A few children scampered around, picking herbs here and there which Kinam told us are for the typical Khmer stir fry they'd be eating for dinner tonight.

I think I feel a log cabin quilt of some description coming on!



One last special day (3)

After lunch and a short siesta, we moved on to Angkor Thom and the central ruin, the Bayon, another atmospheric temple which I enjoyed but Mark found creepy.


54 towers and 216 (different) stone faces, well preserved and adorned with more intricate carvings.
More picturesque flashes of saffron, breathtaking glimpses through doorways and framed faces amongst the broken ruin.


We wandered around this intriguing place alone for most of the time, for although there were other people here, the architecture of the place meant that it was easy to escape the others.


One last special day (2)

On then, to Angkor Wat itself, star of the show - but in reality, only a small starring role. The best preserved of the whole set of buildings, the most crowded and possibly the least atmospheric, it was nevertheless breathtaking with so many finely preserved bas relief carvings still in place.
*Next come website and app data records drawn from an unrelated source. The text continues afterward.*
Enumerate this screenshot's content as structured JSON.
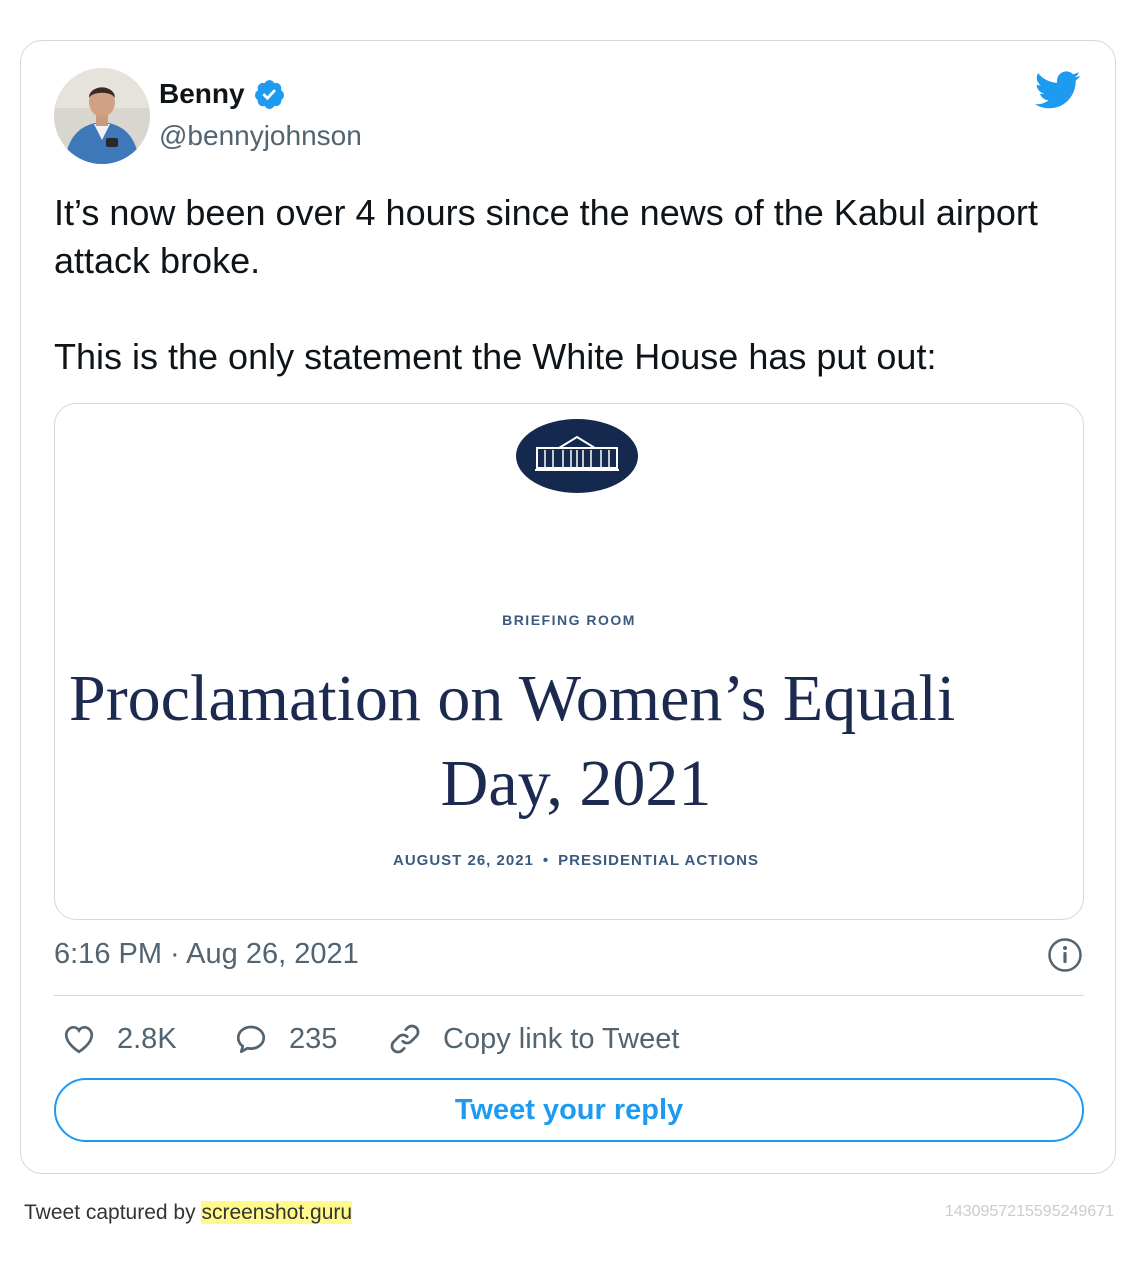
{
  "tweet": {
    "author": {
      "display_name": "Benny",
      "handle": "@bennyjohnson",
      "verified": true
    },
    "text": {
      "paragraph1": "It’s now been over 4 hours since the news of the Kabul airport attack broke.",
      "paragraph2": "This is the only statement the White House has put out:"
    },
    "media": {
      "section": "BRIEFING ROOM",
      "headline_line1": "Proclamation on Women’s Equali",
      "headline_line2": "Day, 2021",
      "date": "AUGUST 26, 2021",
      "separator": "•",
      "category": "PRESIDENTIAL ACTIONS"
    },
    "timestamp": "6:16 PM · Aug 26, 2021",
    "actions": {
      "likes": "2.8K",
      "replies": "235",
      "copy_link": "Copy link to Tweet"
    },
    "reply_button": "Tweet your reply"
  },
  "footer": {
    "captured_prefix": "Tweet captured by",
    "captured_site": "screenshot.guru",
    "tweet_id": "1430957215595249671"
  },
  "colors": {
    "twitter_blue": "#1d9bf0",
    "text_primary": "#0f1419",
    "text_secondary": "#536471",
    "border": "#cfd9de",
    "headline_navy": "#1d2a50",
    "highlight": "#fffa8b"
  },
  "icons": {
    "brand": "twitter-bird-icon",
    "verified": "verified-badge-icon",
    "info": "info-icon",
    "like": "heart-icon",
    "reply": "reply-bubble-icon",
    "copy": "link-icon"
  }
}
How's this for a repeat pattern? The bas relief along this, the Eastern gallery depicts the churning of the sea of milk, one of four galleries showing Hindu myths and Khmer history. All were patiently explained and features pointed out, for which we were very grateful - we loved seeing the small details in particular and were not only amazed at how finely the carvings had been done but also how well preserved they are.


Almost every square inch was carved with the most intricate patterns and motifs and many remain complete. The lack of colour highlights the work particularly well, we think.


So when there's a sudden burst of saffron, orange and hot pink, it quite takes the breath away - as here, in a small temple with a rather special buddha.

So many wonderful corners to explore, to delight and to try to record. Impossible, really.